### Assignment
Which lines have the string "fars"? Copy all of them from the entries below.

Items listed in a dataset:
● ● ● ● ●

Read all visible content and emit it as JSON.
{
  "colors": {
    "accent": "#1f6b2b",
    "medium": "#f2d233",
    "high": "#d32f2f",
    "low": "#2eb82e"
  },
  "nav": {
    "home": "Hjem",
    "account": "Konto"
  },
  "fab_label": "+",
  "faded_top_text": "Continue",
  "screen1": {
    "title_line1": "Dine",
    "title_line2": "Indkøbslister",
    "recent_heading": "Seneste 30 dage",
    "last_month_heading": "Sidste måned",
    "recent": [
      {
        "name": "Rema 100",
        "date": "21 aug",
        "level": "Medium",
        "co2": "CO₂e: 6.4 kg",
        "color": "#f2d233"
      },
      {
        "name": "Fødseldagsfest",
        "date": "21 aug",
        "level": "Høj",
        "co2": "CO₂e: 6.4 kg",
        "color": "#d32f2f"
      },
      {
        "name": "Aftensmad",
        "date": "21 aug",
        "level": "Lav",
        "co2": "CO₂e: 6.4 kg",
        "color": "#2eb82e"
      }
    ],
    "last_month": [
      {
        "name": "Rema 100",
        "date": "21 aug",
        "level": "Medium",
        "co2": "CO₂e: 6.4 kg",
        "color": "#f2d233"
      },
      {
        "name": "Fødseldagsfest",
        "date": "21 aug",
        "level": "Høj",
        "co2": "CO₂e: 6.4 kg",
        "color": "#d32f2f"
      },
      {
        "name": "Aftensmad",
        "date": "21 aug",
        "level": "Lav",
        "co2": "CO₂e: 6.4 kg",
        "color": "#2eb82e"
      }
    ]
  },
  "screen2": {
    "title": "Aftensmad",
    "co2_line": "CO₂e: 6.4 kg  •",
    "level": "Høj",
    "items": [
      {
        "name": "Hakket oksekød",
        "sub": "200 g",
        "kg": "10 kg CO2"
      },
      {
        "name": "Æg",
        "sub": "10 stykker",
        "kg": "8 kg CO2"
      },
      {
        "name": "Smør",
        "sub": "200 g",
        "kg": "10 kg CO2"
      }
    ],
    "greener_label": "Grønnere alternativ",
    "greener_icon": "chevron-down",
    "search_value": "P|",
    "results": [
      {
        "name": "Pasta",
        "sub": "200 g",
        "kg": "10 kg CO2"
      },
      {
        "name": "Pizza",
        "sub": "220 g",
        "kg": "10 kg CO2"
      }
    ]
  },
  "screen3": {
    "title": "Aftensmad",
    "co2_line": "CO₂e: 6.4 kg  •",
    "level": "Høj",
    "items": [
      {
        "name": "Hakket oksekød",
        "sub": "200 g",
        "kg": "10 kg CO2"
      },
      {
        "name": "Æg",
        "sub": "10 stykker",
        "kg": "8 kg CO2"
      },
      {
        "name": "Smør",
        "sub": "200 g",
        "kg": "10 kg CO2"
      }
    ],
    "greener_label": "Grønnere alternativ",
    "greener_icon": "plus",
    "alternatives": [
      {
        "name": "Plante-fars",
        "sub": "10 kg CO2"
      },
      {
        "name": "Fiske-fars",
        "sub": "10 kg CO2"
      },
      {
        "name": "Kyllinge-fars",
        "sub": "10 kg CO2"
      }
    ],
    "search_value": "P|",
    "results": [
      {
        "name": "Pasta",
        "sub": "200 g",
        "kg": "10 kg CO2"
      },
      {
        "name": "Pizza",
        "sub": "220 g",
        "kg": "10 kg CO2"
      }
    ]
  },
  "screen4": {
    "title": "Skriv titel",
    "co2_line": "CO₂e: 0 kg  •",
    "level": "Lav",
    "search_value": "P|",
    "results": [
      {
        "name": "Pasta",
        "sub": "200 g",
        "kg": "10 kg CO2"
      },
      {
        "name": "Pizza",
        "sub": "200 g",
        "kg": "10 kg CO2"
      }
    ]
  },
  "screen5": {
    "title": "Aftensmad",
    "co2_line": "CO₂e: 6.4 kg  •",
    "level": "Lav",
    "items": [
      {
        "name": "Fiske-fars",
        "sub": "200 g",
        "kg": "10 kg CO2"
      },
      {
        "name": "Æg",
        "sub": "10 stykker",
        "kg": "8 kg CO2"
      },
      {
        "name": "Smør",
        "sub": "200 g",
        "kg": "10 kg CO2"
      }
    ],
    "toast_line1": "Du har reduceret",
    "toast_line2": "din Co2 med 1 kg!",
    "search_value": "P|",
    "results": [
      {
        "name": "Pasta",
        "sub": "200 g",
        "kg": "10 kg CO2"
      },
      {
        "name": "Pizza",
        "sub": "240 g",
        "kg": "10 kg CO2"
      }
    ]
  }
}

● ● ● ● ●

### Exercise answer
        "name": "Plante-fars",
        "name": "Fiske-fars",
        "name": "Kyllinge-fars",
        "name": "Fiske-fars",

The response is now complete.